Here is the opening statement from the Department of Labor:

In the week ending July 28, the advance figure for seasonally adjusted initial claims was 218,000, an increase of 1,000 from the previous week's unrevised level of 217,000. The 4-week moving average was 214,500, a decrease of 3,500 from the previous week's unrevised average of 218,000. [See full report]

This morning's seasonally adjusted 218K new claims, up 1K from the previous week's unrevised figure, was better than the forecast of 220K.

Here is a close look at the data over the decade (with a callout for the past year), which gives a clearer sense of the overall trend in relation to the last recession.

Unemployment Claims since 2007

As we can see, there's a good bit of volatility in this indicator, which is why the 4-week moving average (the highlighted number) is a more useful number than the weekly data. Here is the complete data series.

Unemployment Claims

The headline Unemployment Insurance data is seasonally adjusted. What does the non-seasonally adjusted data look like?
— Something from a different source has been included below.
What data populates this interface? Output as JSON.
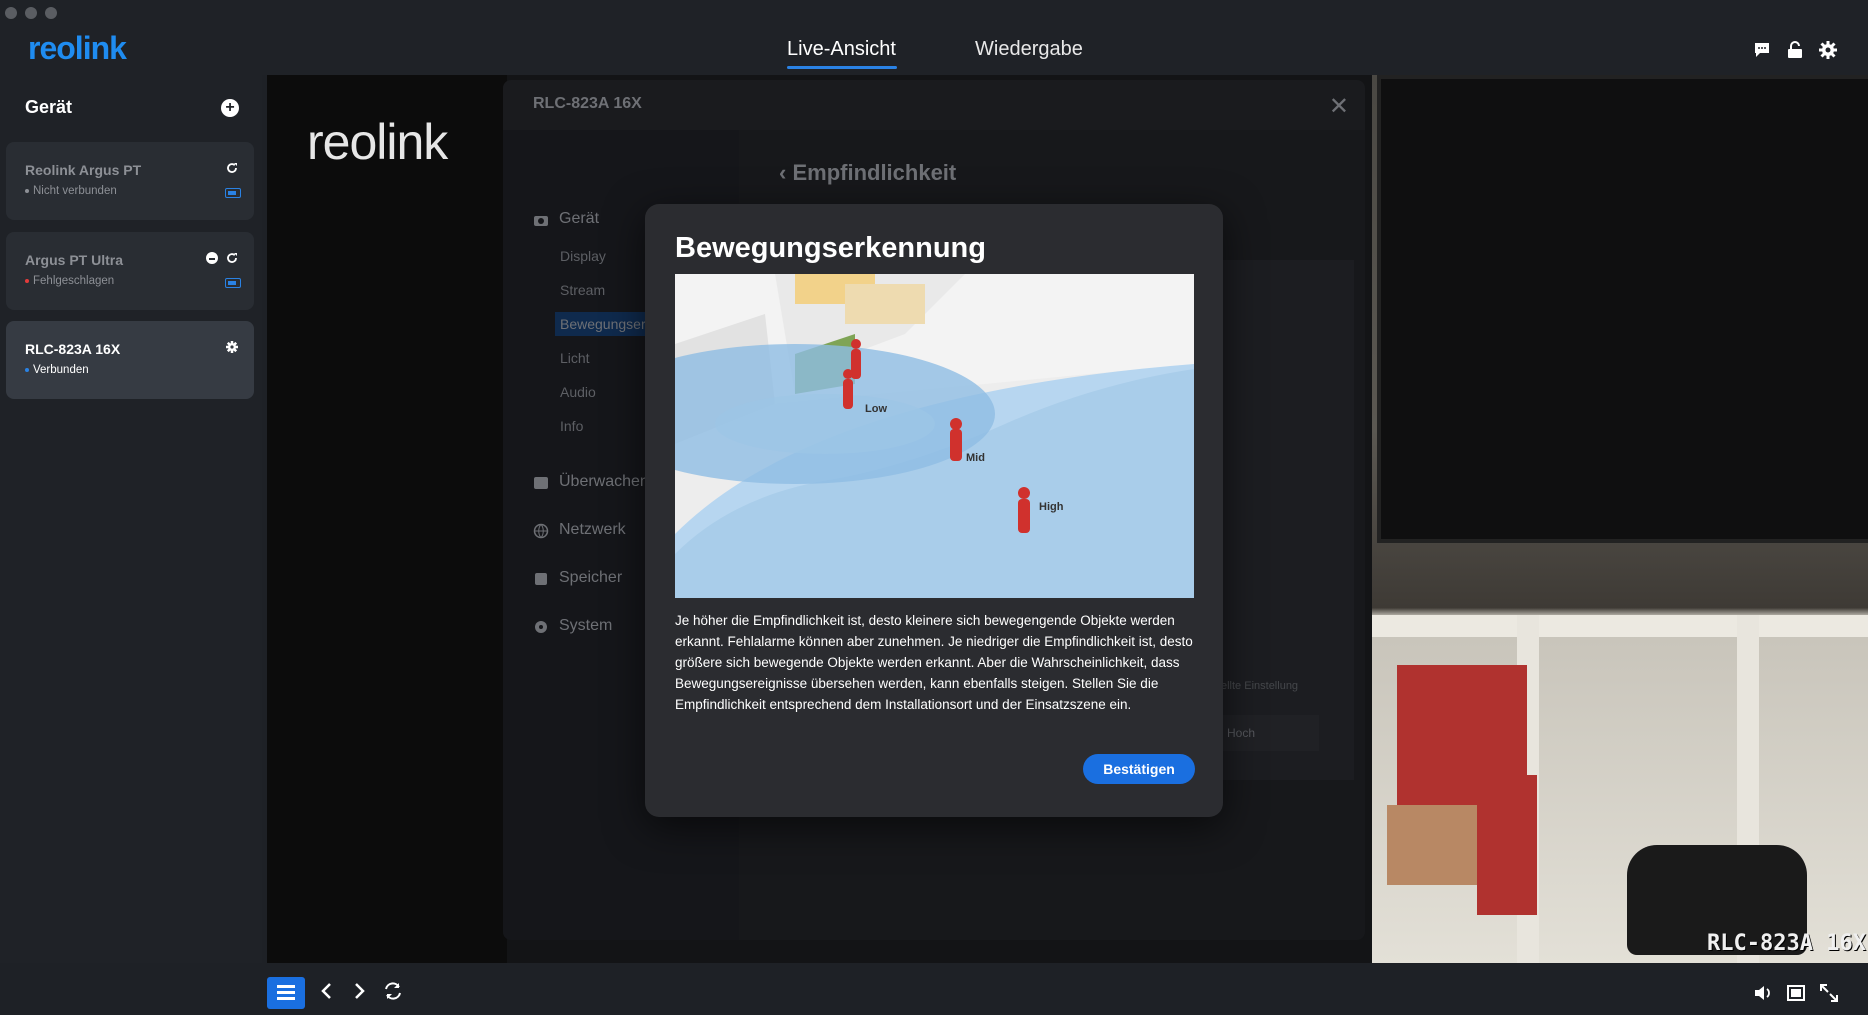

See the chart below, which clearly shows the extreme volatility of the non-adjusted data (the red dots). The 4-week MA gives an indication of the recurring pattern of seasonal change (note, for example, those regular January spikes).